:: PROVIDED RECORDS ::

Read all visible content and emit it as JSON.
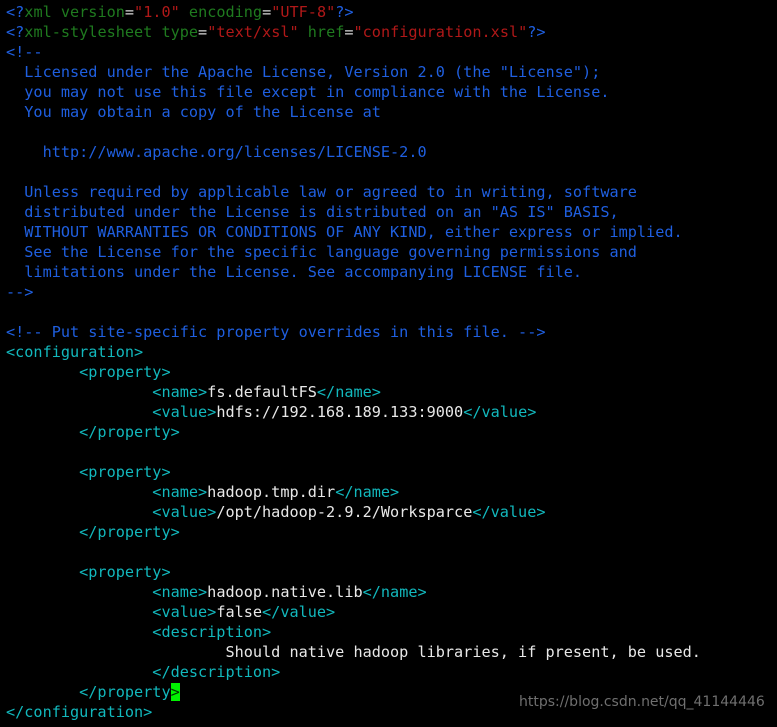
{
  "editor": {
    "background": "#000000",
    "filename_hint": "core-site.xml",
    "colors": {
      "declaration": "#1f5fe0",
      "declaration_name": "#1f7a1f",
      "attribute_value": "#b01818",
      "comment": "#1f5fe0",
      "tag": "#12b8bd",
      "text": "#e8e8e8",
      "cursor_block": "#00f200",
      "watermark": "#6f6f6f"
    },
    "cursor": {
      "character": ">",
      "line_index": 32,
      "column": 17
    }
  },
  "watermark": {
    "text": "https://blog.csdn.net/qq_41144446"
  },
  "lines": [
    [
      {
        "c": "t-decl",
        "t": "<?"
      },
      {
        "c": "t-tagname",
        "t": "xml "
      },
      {
        "c": "t-tagname",
        "t": "version"
      },
      {
        "c": "t-plain",
        "t": "="
      },
      {
        "c": "t-attrval",
        "t": "\"1.0\""
      },
      {
        "c": "t-plain",
        "t": " "
      },
      {
        "c": "t-tagname",
        "t": "encoding"
      },
      {
        "c": "t-plain",
        "t": "="
      },
      {
        "c": "t-attrval",
        "t": "\"UTF-8\""
      },
      {
        "c": "t-decl",
        "t": "?>"
      }
    ],
    [
      {
        "c": "t-decl",
        "t": "<?"
      },
      {
        "c": "t-tagname",
        "t": "xml-stylesheet "
      },
      {
        "c": "t-tagname",
        "t": "type"
      },
      {
        "c": "t-plain",
        "t": "="
      },
      {
        "c": "t-attrval",
        "t": "\"text/xsl\""
      },
      {
        "c": "t-plain",
        "t": " "
      },
      {
        "c": "t-tagname",
        "t": "href"
      },
      {
        "c": "t-plain",
        "t": "="
      },
      {
        "c": "t-attrval",
        "t": "\"configuration.xsl\""
      },
      {
        "c": "t-decl",
        "t": "?>"
      }
    ],
    [
      {
        "c": "t-comment",
        "t": "<!--"
      }
    ],
    [
      {
        "c": "t-comment",
        "t": "  Licensed under the Apache License, Version 2.0 (the \"License\");"
      }
    ],
    [
      {
        "c": "t-comment",
        "t": "  you may not use this file except in compliance with the License."
      }
    ],
    [
      {
        "c": "t-comment",
        "t": "  You may obtain a copy of the License at"
      }
    ],
    [
      {
        "c": "t-comment",
        "t": ""
      }
    ],
    [
      {
        "c": "t-comment",
        "t": "    http://www.apache.org/licenses/LICENSE-2.0"
      }
    ],
    [
      {
        "c": "t-comment",
        "t": ""
      }
    ],
    [
      {
        "c": "t-comment",
        "t": "  Unless required by applicable law or agreed to in writing, software"
      }
    ],
    [
      {
        "c": "t-comment",
        "t": "  distributed under the License is distributed on an \"AS IS\" BASIS,"
      }
    ],
    [
      {
        "c": "t-comment",
        "t": "  WITHOUT WARRANTIES OR CONDITIONS OF ANY KIND, either express or implied."
      }
    ],
    [
      {
        "c": "t-comment",
        "t": "  See the License for the specific language governing permissions and"
      }
    ],
    [
      {
        "c": "t-comment",
        "t": "  limitations under the License. See accompanying LICENSE file."
      }
    ],
    [
      {
        "c": "t-comment",
        "t": "-->"
      }
    ],
    [
      {
        "c": "t-comment",
        "t": ""
      }
    ],
    [
      {
        "c": "t-comment",
        "t": "<!-- Put site-specific property overrides in this file. -->"
      }
    ],
    [
      {
        "c": "t-tag",
        "t": "<configuration>"
      }
    ],
    [
      {
        "c": "t-tag",
        "t": "        <property>"
      }
    ],
    [
      {
        "c": "t-tag",
        "t": "                <name>"
      },
      {
        "c": "t-text",
        "t": "fs.defaultFS"
      },
      {
        "c": "t-tag",
        "t": "</name>"
      }
    ],
    [
      {
        "c": "t-tag",
        "t": "                <value>"
      },
      {
        "c": "t-text",
        "t": "hdfs://192.168.189.133:9000"
      },
      {
        "c": "t-tag",
        "t": "</value>"
      }
    ],
    [
      {
        "c": "t-tag",
        "t": "        </property>"
      }
    ],
    [
      {
        "c": "t-plain",
        "t": ""
      }
    ],
    [
      {
        "c": "t-tag",
        "t": "        <property>"
      }
    ],
    [
      {
        "c": "t-tag",
        "t": "                <name>"
      },
      {
        "c": "t-text",
        "t": "hadoop.tmp.dir"
      },
      {
        "c": "t-tag",
        "t": "</name>"
      }
    ],
    [
      {
        "c": "t-tag",
        "t": "                <value>"
      },
      {
        "c": "t-text",
        "t": "/opt/hadoop-2.9.2/Worksparce"
      },
      {
        "c": "t-tag",
        "t": "</value>"
      }
    ],
    [
      {
        "c": "t-tag",
        "t": "        </property>"
      }
    ],
    [
      {
        "c": "t-plain",
        "t": ""
      }
    ],
    [
      {
        "c": "t-tag",
        "t": "        <property>"
      }
    ],
    [
      {
        "c": "t-tag",
        "t": "                <name>"
      },
      {
        "c": "t-text",
        "t": "hadoop.native.lib"
      },
      {
        "c": "t-tag",
        "t": "</name>"
      }
    ],
    [
      {
        "c": "t-tag",
        "t": "                <value>"
      },
      {
        "c": "t-text",
        "t": "false"
      },
      {
        "c": "t-tag",
        "t": "</value>"
      }
    ],
    [
      {
        "c": "t-tag",
        "t": "                <description>"
      }
    ],
    [
      {
        "c": "t-text",
        "t": "                        Should native hadoop libraries, if present, be used."
      }
    ],
    [
      {
        "c": "t-tag",
        "t": "                </description>"
      }
    ],
    [
      {
        "c": "t-tag",
        "t": "        </property"
      },
      {
        "c": "t-tag cursor",
        "t": ">"
      }
    ],
    [
      {
        "c": "t-tag",
        "t": "</configuration>"
      }
    ]
  ]
}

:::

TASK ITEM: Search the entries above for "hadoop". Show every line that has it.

THE COMPLETED TASK:
        "t": "hadoop.tmp.dir"
        "t": "/opt/hadoop-2.9.2/Worksparce"
        "t": "hadoop.native.lib"
        "t": "                        Should native hadoop libraries, if present, be used."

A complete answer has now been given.